Start of Supplied information

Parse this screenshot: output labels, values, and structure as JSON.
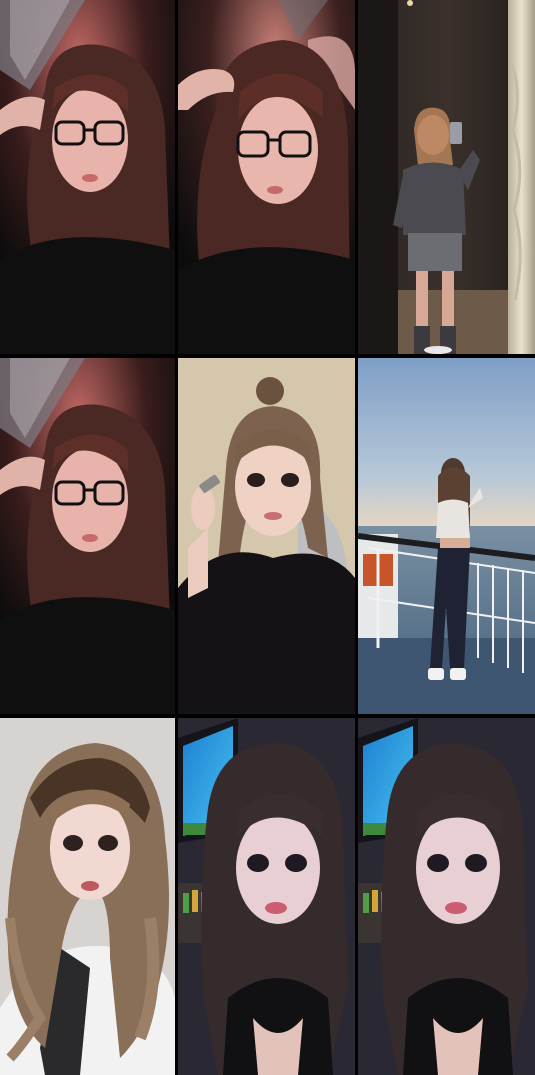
{
  "gallery": {
    "columns": 3,
    "rows": 3,
    "photos": [
      {
        "subject": "selfie-glasses-red-light"
      },
      {
        "subject": "selfie-glasses-hand-hair"
      },
      {
        "subject": "mirror-selfie-gray-sweater"
      },
      {
        "subject": "selfie-glasses-red-light"
      },
      {
        "subject": "selfie-hair-clip-bun"
      },
      {
        "subject": "ship-deck-ocean-sunset"
      },
      {
        "subject": "selfie-long-wavy-hair"
      },
      {
        "subject": "selfie-tv-background"
      },
      {
        "subject": "selfie-tv-background"
      }
    ]
  },
  "colors": {
    "background": "#000000",
    "red_glow": "#b84a4a",
    "skin": "#e8c4b6",
    "hair_brown": "#4a2a22",
    "sky_blue": "#8fb0d2",
    "sea": "#5c7690",
    "screen_blue": "#2fa5e8"
  }
}
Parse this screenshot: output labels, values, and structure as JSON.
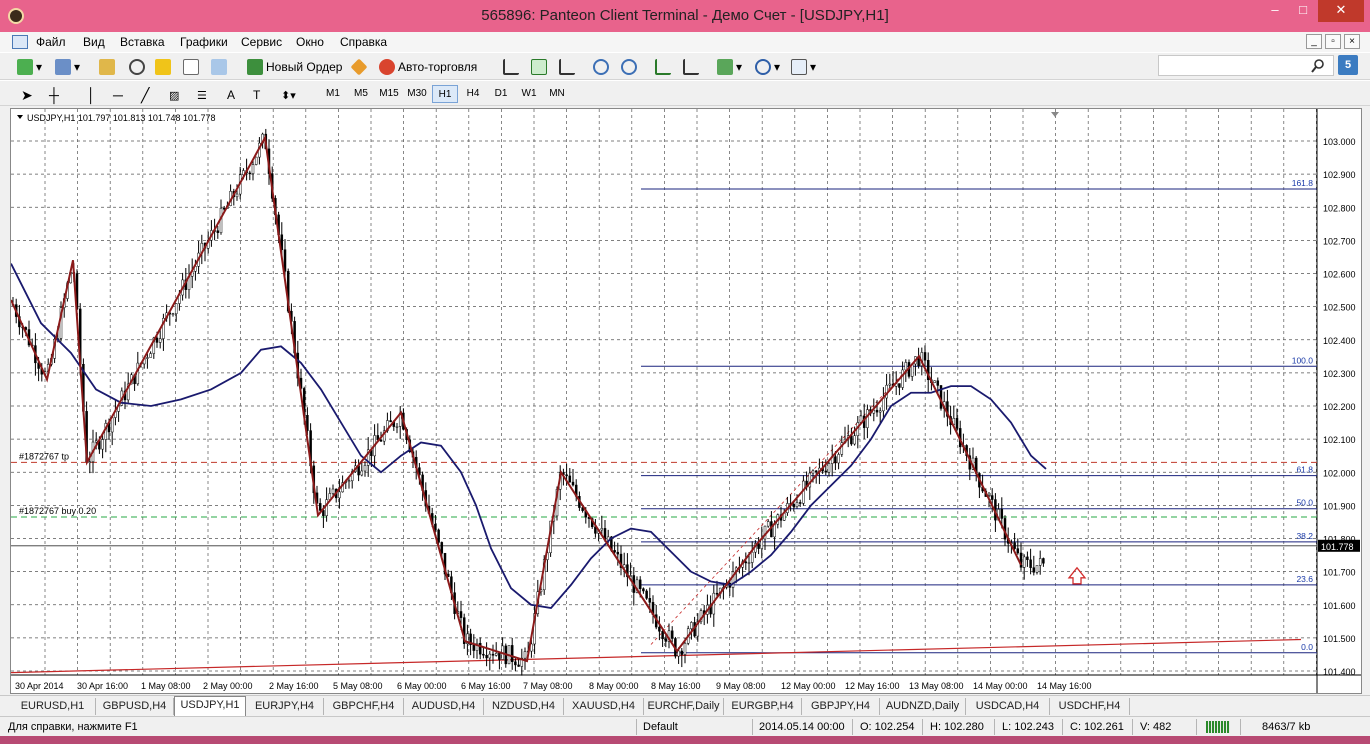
{
  "window": {
    "title": "565896: Panteon Client Terminal - Демо Счет - [USDJPY,H1]",
    "min_glyph": "–",
    "max_glyph": "□",
    "close_glyph": "✕"
  },
  "menu": [
    "Файл",
    "Вид",
    "Вставка",
    "Графики",
    "Сервис",
    "Окно",
    "Справка"
  ],
  "toolbar": {
    "new_order_label": "Новый Ордер",
    "autotrading_label": "Авто-торговля",
    "search_value": "",
    "alert_badge": "5"
  },
  "timeframes": [
    "M1",
    "M5",
    "M15",
    "M30",
    "H1",
    "H4",
    "D1",
    "W1",
    "MN"
  ],
  "active_timeframe": "H1",
  "chart_data": {
    "type": "line",
    "symbol_header": "USDJPY,H1  101.797 101.813 101.748 101.778",
    "y_ticks": [
      "103.000",
      "102.900",
      "102.800",
      "102.700",
      "102.600",
      "102.500",
      "102.400",
      "102.300",
      "102.200",
      "102.100",
      "102.000",
      "101.900",
      "101.800",
      "101.700",
      "101.600",
      "101.500",
      "101.400"
    ],
    "ylim": [
      101.38,
      103.06
    ],
    "x_ticks": [
      "30 Apr 2014",
      "30 Apr 16:00",
      "1 May 08:00",
      "2 May 00:00",
      "2 May 16:00",
      "5 May 08:00",
      "6 May 00:00",
      "6 May 16:00",
      "7 May 08:00",
      "8 May 00:00",
      "8 May 16:00",
      "9 May 08:00",
      "12 May 00:00",
      "12 May 16:00",
      "13 May 08:00",
      "14 May 00:00",
      "14 May 16:00"
    ],
    "current_price_label": "101.778",
    "current_price": 101.778,
    "order_lines": [
      {
        "label": "#1872767 tp",
        "price": 102.03,
        "color": "#c0392b"
      },
      {
        "label": "#1872767 buy 0.20",
        "price": 101.865,
        "color": "#27a844"
      }
    ],
    "fibo_levels": [
      {
        "label": "161.8",
        "price": 102.855
      },
      {
        "label": "100.0",
        "price": 102.32
      },
      {
        "label": "61.8",
        "price": 101.99
      },
      {
        "label": "50.0",
        "price": 101.89
      },
      {
        "label": "38.2",
        "price": 101.79
      },
      {
        "label": "23.6",
        "price": 101.66
      },
      {
        "label": "0.0",
        "price": 101.455
      }
    ],
    "zigzag": [
      [
        0,
        102.52
      ],
      [
        36,
        102.28
      ],
      [
        62,
        102.64
      ],
      [
        76,
        102.03
      ],
      [
        254,
        103.01
      ],
      [
        307,
        101.87
      ],
      [
        390,
        102.18
      ],
      [
        454,
        101.49
      ],
      [
        516,
        101.43
      ],
      [
        550,
        102.0
      ],
      [
        666,
        101.46
      ],
      [
        745,
        101.78
      ],
      [
        908,
        102.35
      ],
      [
        936,
        102.18
      ],
      [
        1010,
        101.72
      ]
    ],
    "moving_average": [
      [
        0,
        102.63
      ],
      [
        30,
        102.45
      ],
      [
        60,
        102.36
      ],
      [
        85,
        102.25
      ],
      [
        110,
        102.21
      ],
      [
        140,
        102.2
      ],
      [
        170,
        102.22
      ],
      [
        200,
        102.25
      ],
      [
        230,
        102.3
      ],
      [
        250,
        102.37
      ],
      [
        270,
        102.38
      ],
      [
        290,
        102.33
      ],
      [
        310,
        102.25
      ],
      [
        330,
        102.15
      ],
      [
        350,
        102.05
      ],
      [
        370,
        102.0
      ],
      [
        390,
        102.05
      ],
      [
        410,
        102.09
      ],
      [
        430,
        102.08
      ],
      [
        450,
        102.0
      ],
      [
        465,
        101.9
      ],
      [
        480,
        101.77
      ],
      [
        500,
        101.65
      ],
      [
        520,
        101.6
      ],
      [
        540,
        101.59
      ],
      [
        560,
        101.66
      ],
      [
        580,
        101.74
      ],
      [
        600,
        101.8
      ],
      [
        620,
        101.83
      ],
      [
        640,
        101.82
      ],
      [
        660,
        101.76
      ],
      [
        680,
        101.7
      ],
      [
        700,
        101.67
      ],
      [
        720,
        101.66
      ],
      [
        740,
        101.7
      ],
      [
        760,
        101.75
      ],
      [
        780,
        101.82
      ],
      [
        800,
        101.9
      ],
      [
        820,
        101.96
      ],
      [
        840,
        102.02
      ],
      [
        860,
        102.1
      ],
      [
        880,
        102.2
      ],
      [
        900,
        102.24
      ],
      [
        920,
        102.24
      ],
      [
        940,
        102.26
      ],
      [
        960,
        102.26
      ],
      [
        980,
        102.22
      ],
      [
        1000,
        102.15
      ],
      [
        1020,
        102.05
      ],
      [
        1035,
        102.01
      ]
    ],
    "trendline": [
      [
        0,
        101.395
      ],
      [
        1290,
        101.495
      ]
    ],
    "upper_trend_dashed": [
      [
        640,
        101.48
      ],
      [
        908,
        102.35
      ]
    ],
    "grid": true
  },
  "tabs": [
    "EURUSD,H1",
    "GBPUSD,H4",
    "USDJPY,H1",
    "EURJPY,H4",
    "GBPCHF,H4",
    "AUDUSD,H4",
    "NZDUSD,H4",
    "XAUUSD,H4",
    "EURCHF,Daily",
    "EURGBP,H4",
    "GBPJPY,H4",
    "AUDNZD,Daily",
    "USDCAD,H4",
    "USDCHF,H4"
  ],
  "active_tab": "USDJPY,H1",
  "status": {
    "help": "Для справки, нажмите F1",
    "profile": "Default",
    "datetime": "2014.05.14 00:00",
    "open": "O: 102.254",
    "high": "H: 102.280",
    "low": "L: 102.243",
    "close": "C: 102.261",
    "volume": "V: 482",
    "traffic": "8463/7 kb"
  }
}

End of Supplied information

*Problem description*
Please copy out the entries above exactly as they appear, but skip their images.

*Response box*
Parse this screenshot: output labels, values, and structure as JSON.
{
  "gallery": {
    "columns": 3,
    "rows": 3,
    "photos": [
      {
        "subject": "selfie-glasses-red-light"
      },
      {
        "subject": "selfie-glasses-hand-hair"
      },
      {
        "subject": "mirror-selfie-gray-sweater"
      },
      {
        "subject": "selfie-glasses-red-light"
      },
      {
        "subject": "selfie-hair-clip-bun"
      },
      {
        "subject": "ship-deck-ocean-sunset"
      },
      {
        "subject": "selfie-long-wavy-hair"
      },
      {
        "subject": "selfie-tv-background"
      },
      {
        "subject": "selfie-tv-background"
      }
    ]
  },
  "colors": {
    "background": "#000000",
    "red_glow": "#b84a4a",
    "skin": "#e8c4b6",
    "hair_brown": "#4a2a22",
    "sky_blue": "#8fb0d2",
    "sea": "#5c7690",
    "screen_blue": "#2fa5e8"
  }
}
Parse this screenshot: output labels, values, and structure as JSON.
{
  "window": {
    "title": "565896: Panteon Client Terminal - Демо Счет - [USDJPY,H1]",
    "min_glyph": "–",
    "max_glyph": "□",
    "close_glyph": "✕"
  },
  "menu": [
    "Файл",
    "Вид",
    "Вставка",
    "Графики",
    "Сервис",
    "Окно",
    "Справка"
  ],
  "toolbar": {
    "new_order_label": "Новый Ордер",
    "autotrading_label": "Авто-торговля",
    "search_value": "",
    "alert_badge": "5"
  },
  "timeframes": [
    "M1",
    "M5",
    "M15",
    "M30",
    "H1",
    "H4",
    "D1",
    "W1",
    "MN"
  ],
  "active_timeframe": "H1",
  "chart_data": {
    "type": "line",
    "symbol_header": "USDJPY,H1  101.797 101.813 101.748 101.778",
    "y_ticks": [
      "103.000",
      "102.900",
      "102.800",
      "102.700",
      "102.600",
      "102.500",
      "102.400",
      "102.300",
      "102.200",
      "102.100",
      "102.000",
      "101.900",
      "101.800",
      "101.700",
      "101.600",
      "101.500",
      "101.400"
    ],
    "ylim": [
      101.38,
      103.06
    ],
    "x_ticks": [
      "30 Apr 2014",
      "30 Apr 16:00",
      "1 May 08:00",
      "2 May 00:00",
      "2 May 16:00",
      "5 May 08:00",
      "6 May 00:00",
      "6 May 16:00",
      "7 May 08:00",
      "8 May 00:00",
      "8 May 16:00",
      "9 May 08:00",
      "12 May 00:00",
      "12 May 16:00",
      "13 May 08:00",
      "14 May 00:00",
      "14 May 16:00"
    ],
    "current_price_label": "101.778",
    "current_price": 101.778,
    "order_lines": [
      {
        "label": "#1872767 tp",
        "price": 102.03,
        "color": "#c0392b"
      },
      {
        "label": "#1872767 buy 0.20",
        "price": 101.865,
        "color": "#27a844"
      }
    ],
    "fibo_levels": [
      {
        "label": "161.8",
        "price": 102.855
      },
      {
        "label": "100.0",
        "price": 102.32
      },
      {
        "label": "61.8",
        "price": 101.99
      },
      {
        "label": "50.0",
        "price": 101.89
      },
      {
        "label": "38.2",
        "price": 101.79
      },
      {
        "label": "23.6",
        "price": 101.66
      },
      {
        "label": "0.0",
        "price": 101.455
      }
    ],
    "zigzag": [
      [
        0,
        102.52
      ],
      [
        36,
        102.28
      ],
      [
        62,
        102.64
      ],
      [
        76,
        102.03
      ],
      [
        254,
        103.01
      ],
      [
        307,
        101.87
      ],
      [
        390,
        102.18
      ],
      [
        454,
        101.49
      ],
      [
        516,
        101.43
      ],
      [
        550,
        102.0
      ],
      [
        666,
        101.46
      ],
      [
        745,
        101.78
      ],
      [
        908,
        102.35
      ],
      [
        936,
        102.18
      ],
      [
        1010,
        101.72
      ]
    ],
    "moving_average": [
      [
        0,
        102.63
      ],
      [
        30,
        102.45
      ],
      [
        60,
        102.36
      ],
      [
        85,
        102.25
      ],
      [
        110,
        102.21
      ],
      [
        140,
        102.2
      ],
      [
        170,
        102.22
      ],
      [
        200,
        102.25
      ],
      [
        230,
        102.3
      ],
      [
        250,
        102.37
      ],
      [
        270,
        102.38
      ],
      [
        290,
        102.33
      ],
      [
        310,
        102.25
      ],
      [
        330,
        102.15
      ],
      [
        350,
        102.05
      ],
      [
        370,
        102.0
      ],
      [
        390,
        102.05
      ],
      [
        410,
        102.09
      ],
      [
        430,
        102.08
      ],
      [
        450,
        102.0
      ],
      [
        465,
        101.9
      ],
      [
        480,
        101.77
      ],
      [
        500,
        101.65
      ],
      [
        520,
        101.6
      ],
      [
        540,
        101.59
      ],
      [
        560,
        101.66
      ],
      [
        580,
        101.74
      ],
      [
        600,
        101.8
      ],
      [
        620,
        101.83
      ],
      [
        640,
        101.82
      ],
      [
        660,
        101.76
      ],
      [
        680,
        101.7
      ],
      [
        700,
        101.67
      ],
      [
        720,
        101.66
      ],
      [
        740,
        101.7
      ],
      [
        760,
        101.75
      ],
      [
        780,
        101.82
      ],
      [
        800,
        101.9
      ],
      [
        820,
        101.96
      ],
      [
        840,
        102.02
      ],
      [
        860,
        102.1
      ],
      [
        880,
        102.2
      ],
      [
        900,
        102.24
      ],
      [
        920,
        102.24
      ],
      [
        940,
        102.26
      ],
      [
        960,
        102.26
      ],
      [
        980,
        102.22
      ],
      [
        1000,
        102.15
      ],
      [
        1020,
        102.05
      ],
      [
        1035,
        102.01
      ]
    ],
    "trendline": [
      [
        0,
        101.395
      ],
      [
        1290,
        101.495
      ]
    ],
    "upper_trend_dashed": [
      [
        640,
        101.48
      ],
      [
        908,
        102.35
      ]
    ],
    "grid": true
  },
  "tabs": [
    "EURUSD,H1",
    "GBPUSD,H4",
    "USDJPY,H1",
    "EURJPY,H4",
    "GBPCHF,H4",
    "AUDUSD,H4",
    "NZDUSD,H4",
    "XAUUSD,H4",
    "EURCHF,Daily",
    "EURGBP,H4",
    "GBPJPY,H4",
    "AUDNZD,Daily",
    "USDCAD,H4",
    "USDCHF,H4"
  ],
  "active_tab": "USDJPY,H1",
  "status": {
    "help": "Для справки, нажмите F1",
    "profile": "Default",
    "datetime": "2014.05.14 00:00",
    "open": "O: 102.254",
    "high": "H: 102.280",
    "low": "L: 102.243",
    "close": "C: 102.261",
    "volume": "V: 482",
    "traffic": "8463/7 kb"
  }
}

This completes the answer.